Data Pros Are Maxed Out: Survey
The demands of the data-driven life are wearing on data professionals, according to survey results unveiled this week by data pipeline automation solution developer Ascend.io, which found that 96% of data professionals are at or over capacity.
In previous years, technology was the bottleneck to getting value out of growing volumes of data. But in its second annual DataAware Pulse Survey, Ascend.io concludes finds that the limitation now is finding the human capacity necessary to put big data and technology to work, particularly as it pertains to data pipelines.
The company states: “The majority (79%) of respondents indicated that their infrastructure and systems are able to scale to meet their increased data volume processing needs, which further highlights that the new problem with scale is focused on team capacity and less on technology capacity.”
Seventy-four percent of the 406 data professionals (i.e. data engineers, data scientists, data architects, and data analysts) that Ascend.io surveyed during the second quarter concluded that their organizations’ needs for data products are growing faster than their team sizes, Ascend.io says.
Among data engineers–who are principally charged with building the data pipelines that are required to move data from source systems to the systems used for advanced analytics and AI–81% stated the data needs were growing faster than HR can find warm bodies to build and maintain the pipelines.
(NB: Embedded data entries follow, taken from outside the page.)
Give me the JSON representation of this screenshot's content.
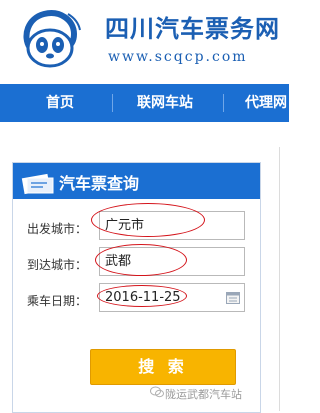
{
  "header": {
    "title": "四川汽车票务网",
    "url": "www.scqcp.com",
    "logo_icon": "panda-bus-logo-icon"
  },
  "nav": {
    "items": [
      {
        "label": "首页"
      },
      {
        "label": "联网车站"
      },
      {
        "label": "代理网"
      }
    ]
  },
  "search_panel": {
    "title": "汽车票查询",
    "icon": "ticket-icon",
    "fields": {
      "from": {
        "label": "出发城市：",
        "value": "广元市"
      },
      "to": {
        "label": "到达城市：",
        "value": "武都"
      },
      "date": {
        "label": "乘车日期：",
        "value": "2016-11-25",
        "icon": "calendar-icon"
      }
    },
    "search_label": "搜 索"
  },
  "watermark": {
    "text": "陇运武都汽车站",
    "icon": "wechat-icon"
  },
  "colors": {
    "brand_blue": "#1b6fd2",
    "accent_orange": "#f8b400",
    "annotation_red": "#d4141b"
  }
}
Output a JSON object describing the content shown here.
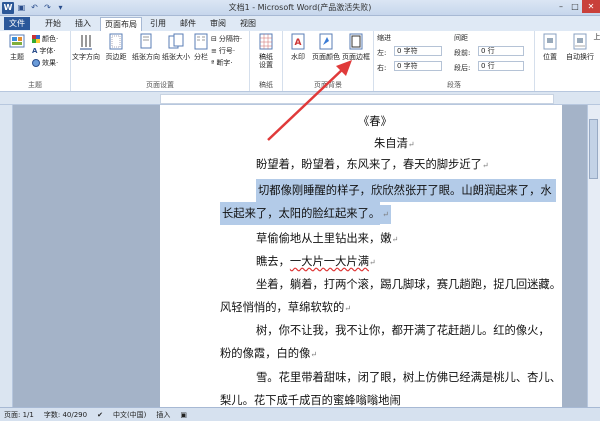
{
  "window": {
    "title": "文档1 - Microsoft Word(产品激活失败)",
    "controls": [
      "–",
      "□",
      "✕"
    ]
  },
  "quick_access": [
    "save-icon",
    "undo-icon",
    "redo-icon"
  ],
  "tabs": [
    {
      "label": "文件"
    },
    {
      "label": "开始"
    },
    {
      "label": "插入"
    },
    {
      "label": "页面布局"
    },
    {
      "label": "引用"
    },
    {
      "label": "邮件"
    },
    {
      "label": "审阅"
    },
    {
      "label": "视图"
    }
  ],
  "ribbon": {
    "themes": {
      "label": "主题",
      "big": "主题",
      "items": [
        "颜色·",
        "字体·",
        "效果·"
      ]
    },
    "page_setup": {
      "label": "页面设置",
      "buttons": [
        "文字方向",
        "页边距",
        "纸张方向",
        "纸张大小",
        "分栏"
      ],
      "small": [
        "分隔符·",
        "行号·",
        "断字·"
      ]
    },
    "draft": {
      "label": "稿纸",
      "button": "稿纸\n设置"
    },
    "page_bg": {
      "label": "页面背景",
      "buttons": [
        "水印",
        "页面颜色",
        "页面边框"
      ]
    },
    "paragraph": {
      "label": "段落",
      "indent_title": "缩进",
      "spacing_title": "间距",
      "left_label": "左:",
      "right_label": "右:",
      "left_value": "0 字符",
      "right_value": "0 字符",
      "before_label": "段前:",
      "after_label": "段后:",
      "before_value": "0 行",
      "after_value": "0 行"
    },
    "arrange": {
      "buttons": [
        "位置",
        "自动换行",
        "上"
      ]
    }
  },
  "document": {
    "lines": [
      {
        "text": "《春》",
        "mark": ""
      },
      {
        "text": "朱自清",
        "mark": "↵"
      },
      {
        "text": "盼望着，盼望着，东风来了，春天的脚步近了",
        "mark": "↵"
      },
      {
        "text": "切都像刚睡醒的样子，欣欣然张开了眼。山朗润起来了，水",
        "mark": ""
      },
      {
        "text": "长起来了，太阳的脸红起来了。",
        "mark": "↵"
      },
      {
        "text": "草偷偷地从土里钻出来，嫩",
        "mark": "↵"
      },
      {
        "text_a": "瞧去，",
        "text_b": "一大片一大片满",
        "mark": "↵"
      },
      {
        "text": "坐着，躺着，打两个滚，踢几脚球，赛几趟跑，捉几回迷藏。",
        "mark": ""
      },
      {
        "text": "风轻悄悄的，草绵软软的",
        "mark": "↵"
      },
      {
        "text": "树，你不让我，我不让你，都开满了花赶趟儿。红的像火，",
        "mark": ""
      },
      {
        "text": "粉的像霞，白的像",
        "mark": "↵"
      },
      {
        "text": "雪。花里带着甜味，闭了眼，树上仿佛已经满是桃儿、杏儿、",
        "mark": ""
      },
      {
        "text": "梨儿。花下成千成百的蜜蜂嗡嗡地闹",
        "mark": ""
      }
    ]
  },
  "status": {
    "page": "页面: 1/1",
    "words": "字数: 40/290",
    "lang": "中文(中国)",
    "mode": "插入"
  },
  "colors": {
    "accent": "#2a579a",
    "highlight": "#b3cbe8",
    "arrow": "#e03a3a"
  }
}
“Everyone is still feeling the pain, and bottlenecks still persist in the data landscape,” Ascend.io wrote in its survey results, which can be found here. “More than ever, all roads lead to data engineering.”
Ascend.io, of course, develops software designed to help automate the creation and maintenance of data pipelines. The company’s offering introduces a declarative approach to data pipeline building, which enables engineers to focus on high-level data movement while the software handles the nitty-gritty details of instantiating the pipeline, filling it with data, performing periodic maintenance to optimize performance, and turning them off when they’re no longer needed.
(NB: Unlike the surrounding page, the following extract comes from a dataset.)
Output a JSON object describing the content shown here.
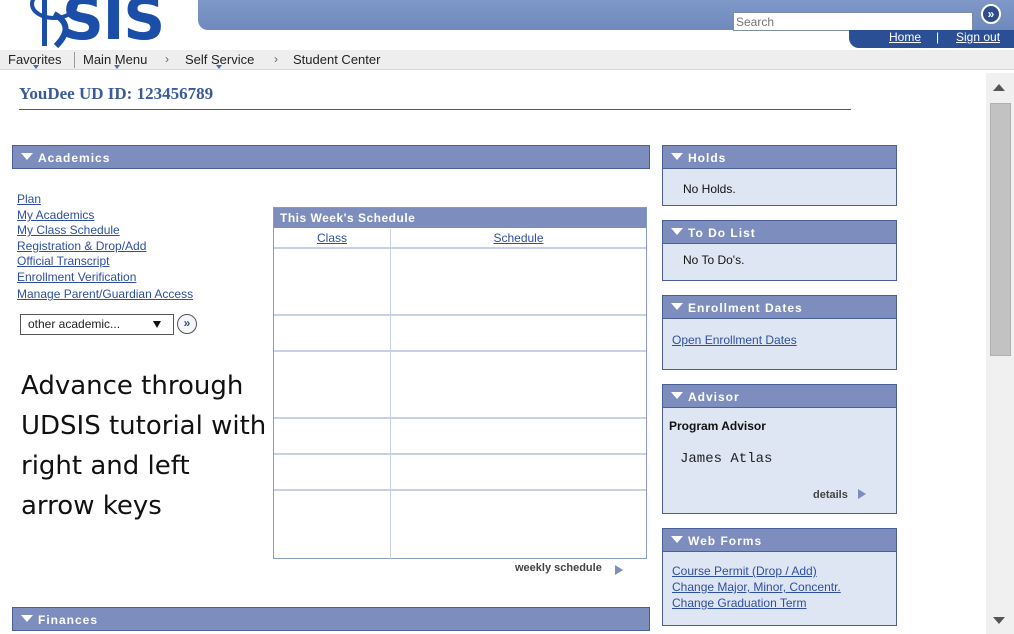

“Data pipelines are fueling nearly every data-driven initiative across the business,” says Sean Knapp, who’s the CEO and founder of Ascend.io, in a press release. “However, as innovations at the infrastructure layer continue to enable processing of greater volumes and velocities of data, businesses face a new scaling challenge: how to enable their teams to achieve more, and faster.
“Our research shows that team sizes are not scaling at a fast enough rate to keep up with the needs of the business,” continues Knapp, who’s a 2021 Datanami Person to Watch. “Combined with our data that highlights almost every data professional today is already at capacity, this leaves little room for strategic work and innovation.”
The data pipeline building boom is in full swing, as organizations look to gather, move, and exploit this natural resource. The survey found that 93% of respondents anticipate the number of data pipelines in their organization to increase between now and the end of the year. What’s more, 56% expect the number of data pipelines to increase by more than 50% by December 2021.
Every category of data professional is feeling pressure to up their game to alleviate the data backlog. For example, enterprise architects were 2.7 times more likely to indicate data architecture was the most backlogged, Ascend.io found. For data analysts, the number was 4.5x, while for data scientists, 5.1x. But data engineers took the cake, as the survey found they were a 7.1x more likely to identify data engineering as the reason for the delays in rolling out data-driven products and insights.
“Across the board, our research shows that data engineering has become a significant roadblock for many teams,” Knapp says. “Simply put, data engineers are overburdened with building and maintaining mission-critical yet fragile pipelines.”
The backlog in data engineering can lead to downstream delays, and potential confusion as users attempt to self-serve their own data, he continues. “As a result, each team becomes overwhelmed with their own workload – a dynamic that can quickly lead to organizational friction, if not properly addressed, as well as inhibit the ability to meet the data needs of the business,” he says.